By Jim Schutze
By Rachel Watts
By Lauren Drewes Daniels
By Anna Merlan
By Lee Escobedo
By Eric Nicholson
The articlewritten by Lisa Singh was a very good portrayal of the issues facing the adoptee rights movement here in Texas. However, I want to address birth parent rights, specifically the rights of the small minority of birth parents who say they do not want to have contact from their birth child.
I am a social worker. I have been involved in child placement in Texas for the past 27 years. I know there are birth mothers who do not want their birth child to contact them. They are a small minority of all birth mothers, estimated to be between 2 percent and 5 percent of the total number of birth mothers. These numbers have been verified over and over again all across the United States by search and reunion professionals. In agencies/adoptions wherein shame and guilt were reinforced in the placement process, these numbers are higher. In agencies/adoptions wherein adoption was supported as a truly loving choice, these numbers are lower.
The bottom line is that 95 percent of birth mothers would love to hear from their birth child. Was the choice they made 21-plus years ago a good choice? Only the birth child, now an adult, can really answer that question.
However, we must protect that minority of birth mothers who do not want to have this question answered--who do not want to see their birth child. The best way to do that is to set up a system wherein they can have the greatest assurance possible that their personal statements on this issue will be delivered to their birth child. If this document also contains health and other information adult adoptees most often need, the probability of an unwanted contact will be greatly reduced compared to those contacts now happening with the current system in Texas.

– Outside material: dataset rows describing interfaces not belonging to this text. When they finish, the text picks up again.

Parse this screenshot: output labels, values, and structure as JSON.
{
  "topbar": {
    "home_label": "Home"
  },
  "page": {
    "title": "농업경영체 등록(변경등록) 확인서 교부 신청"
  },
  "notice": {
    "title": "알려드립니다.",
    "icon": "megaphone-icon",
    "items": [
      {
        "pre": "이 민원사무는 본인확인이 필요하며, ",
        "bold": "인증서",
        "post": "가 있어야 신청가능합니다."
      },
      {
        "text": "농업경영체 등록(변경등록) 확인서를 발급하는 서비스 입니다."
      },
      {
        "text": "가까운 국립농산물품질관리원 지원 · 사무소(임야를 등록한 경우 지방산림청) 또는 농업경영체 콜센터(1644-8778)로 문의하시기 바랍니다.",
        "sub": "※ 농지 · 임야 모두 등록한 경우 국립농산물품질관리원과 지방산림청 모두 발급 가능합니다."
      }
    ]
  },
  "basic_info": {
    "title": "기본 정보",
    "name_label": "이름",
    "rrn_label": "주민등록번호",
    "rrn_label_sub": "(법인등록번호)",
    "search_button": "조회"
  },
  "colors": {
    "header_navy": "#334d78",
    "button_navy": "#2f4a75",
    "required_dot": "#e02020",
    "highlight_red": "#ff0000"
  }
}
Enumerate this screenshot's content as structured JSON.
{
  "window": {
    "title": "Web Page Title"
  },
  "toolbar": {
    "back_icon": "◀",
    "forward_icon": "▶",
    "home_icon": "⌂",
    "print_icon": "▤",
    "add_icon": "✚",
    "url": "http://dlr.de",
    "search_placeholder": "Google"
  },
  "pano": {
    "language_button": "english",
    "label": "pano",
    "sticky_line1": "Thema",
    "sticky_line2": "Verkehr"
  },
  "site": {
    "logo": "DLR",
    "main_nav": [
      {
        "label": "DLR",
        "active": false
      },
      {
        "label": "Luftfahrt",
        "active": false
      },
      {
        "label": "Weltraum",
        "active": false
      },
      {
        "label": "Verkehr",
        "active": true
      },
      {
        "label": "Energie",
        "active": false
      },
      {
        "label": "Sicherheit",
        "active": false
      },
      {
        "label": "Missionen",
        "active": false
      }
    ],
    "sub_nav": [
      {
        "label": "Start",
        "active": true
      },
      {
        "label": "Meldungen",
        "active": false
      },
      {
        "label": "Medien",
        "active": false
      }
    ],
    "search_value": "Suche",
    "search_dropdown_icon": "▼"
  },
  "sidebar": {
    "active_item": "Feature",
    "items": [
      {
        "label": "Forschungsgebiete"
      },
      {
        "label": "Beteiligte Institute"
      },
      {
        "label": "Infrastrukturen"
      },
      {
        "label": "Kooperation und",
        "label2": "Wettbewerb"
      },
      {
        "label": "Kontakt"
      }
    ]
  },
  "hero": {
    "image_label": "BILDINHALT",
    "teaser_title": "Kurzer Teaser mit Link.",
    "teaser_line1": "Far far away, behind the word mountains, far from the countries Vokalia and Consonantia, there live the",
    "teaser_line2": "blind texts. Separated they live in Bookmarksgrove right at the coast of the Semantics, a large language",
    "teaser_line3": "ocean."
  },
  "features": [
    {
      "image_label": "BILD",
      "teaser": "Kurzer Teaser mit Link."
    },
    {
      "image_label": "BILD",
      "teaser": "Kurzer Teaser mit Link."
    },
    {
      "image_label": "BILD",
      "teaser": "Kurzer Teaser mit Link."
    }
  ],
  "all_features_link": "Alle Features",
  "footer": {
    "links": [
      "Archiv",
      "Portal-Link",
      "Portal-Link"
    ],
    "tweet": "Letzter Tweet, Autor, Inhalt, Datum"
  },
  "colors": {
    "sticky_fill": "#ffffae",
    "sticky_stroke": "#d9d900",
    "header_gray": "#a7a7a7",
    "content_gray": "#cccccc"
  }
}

The current adoption registry system in Texas is not the way to have that assurance. Most adoptees and birth parents do not even know the adoption registry system exists. The large majority of adoption reunions are happening because of personal searches outside the registry system. Consequently, a significant percentage of those birth parents wanting no contact are being contacted by their now-adult birth children against their wishes. These adult adoptees did not know their birth mothers' wishes. If they had, the large majority of those contacts would not be happening as they are now in Texas.
The best way to set up a system to ensure that such contacts are eliminated to the fullest extent possible is to have a system whereby birth parents can file personal letters with their child's original birth certificate. These letters would be released with the original birth certificate to the adult adoptee.
Denying basic birth information to adult adoptees does not work in helping to protect the privacy of birth mothers. Treating adult adoptees as adults will work.
While not all adult adoptees requesting a copy of their original birth certificate are planning to search for their birth parents, whenever an adoptee searches, the securing of the original birth certificate is the most common first step. Thus, with this letter attached to that original birth certificate, a birth mother can have the greatest assurance possible that her letter, and her wishes, will be delivered to her birth child if that now-adult child is searching.
There are judges who routinely release original birth certificates to adult adoptees with no questions asked. Judge Gaither here in Dallas has done that for years. He has a large file of "Thank you" letters to prove the value of that practice. However, his court's time and resources are very strained because of the rest of his workload. The courts should not be used in this manner.
Judge Gaither is one of the strong supporters of this bill that will again be proposed by state Rep. Tony Goolsby in the next legislative session. With the proposed legislation, adult adoptees will be able to get their original birth certificates just like the rest of us. They will also get any original letters that their birth parents may have chosen to have filed with the original birth certificate.
The proposed adoption legislation will also, from this point forward, give families in the adoption process the option of retaining their child's original birth certificate and receiving a decree of adoption instead of a falsified birth certificate. Currently all adoptions in Texas involve a falsified birth certificate used to indicate that the child adopted was born to the adoptive parents. There may have been a need for such mandated documentation at some time in the past. Now with single parents adopting, when a male parent adopts, such a birth certificate can become a true conversation piece. He gave birth? People should have a choice as to how to document their child's adoption.
Again, thank you for publishing this article. We must have laws in Texas that truly reflect the reality of adoption as a loving choice. An adoptee should not lose basic human rights in the adoption process.
Board of Directors
Texas Coalition for Adoption Resources and Education